A Polish court overturned a ban on the kosher slaughter of animals Wednesday, saying it was unconstitutional.
- 'Sexy and Cool' Jewish Fashion Hits the Shelves in Poland
- Survey: More Than Half of Poland's Teens Search anti-Semitic, pro-Hitler Websites
- Central Poland Town to Turn Jewish Cemetery Into Residential Complex
- Polish FM to Haaretz: Nazi Germany Carried Out the Holocaust Against Our Will
- British Nationalist Party Seeks to Ban Kosher Slaughter
Last year Poland prohibited slaughtering animals without stunning them first, effectively banning both kosher and halal ritual slaughter.
On Wednesday, a 5-4 majority of Polish Constitutional Tribunal justices ruled that the ban ran contrary to the country’s constitution, the European Jewish Association said in a statement. The association is a Brussels-based lobby group that has fought to scrap the ban.
The ruling was on a petition that argued the ban violated the European Convention on Human Rights and led to “discrimination in social and economic life of Jews in Poland,” polska.newsweek.pl reported.
The Union of Jewish Religious Communities in Poland was among several entities that appealed the ban. The union filed its petition with the tribunal over a year ago to review the case.
Rabbi Pinchas Goldschmidt, president of the Conference of European Rabbis, said in a statement that the ruling meant that kosher slaughter "can continue in Poland as it has done for generations.” He thanked Poland’s chief rabbi, Michael Schudrich, for his efforts to reverse the ban.
Rabbi Menachem Margolin, director of the European Jewish Association, said the ruling was a “relief” because it “prevents a dangerous precedent that would have affected all European Jewry.”
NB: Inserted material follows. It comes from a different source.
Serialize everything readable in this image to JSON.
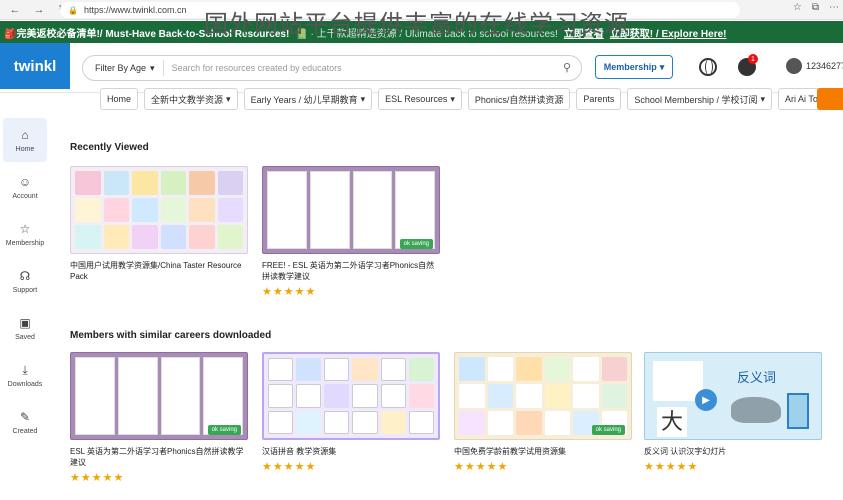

Ritual slaughter was banned in Poland starting January 1, 2013, after the country’s constitutional court scrapped a government regulation that exempted Jews and Muslims from a law requiring the stunning of animals prior to slaughter. Jewish ritual slaughter, or shekhita, as well as Muslim ritual slaughter, or halal, requires that animals be conscious before their necks are cut.
Before the ban, Poland had a $500 million industry of halal and kosher meat for export.
In July 2013, a draft bill aimed at legalizing ritual slaughter failed to pass in the parliament.
On March 5, KRIR, or the National Council of Agricultural Chambers in Poland, filed a bill that would legalize ritual slaughter. With the Constitutional Tribunal’s judgment, the parliament will now take up the bill.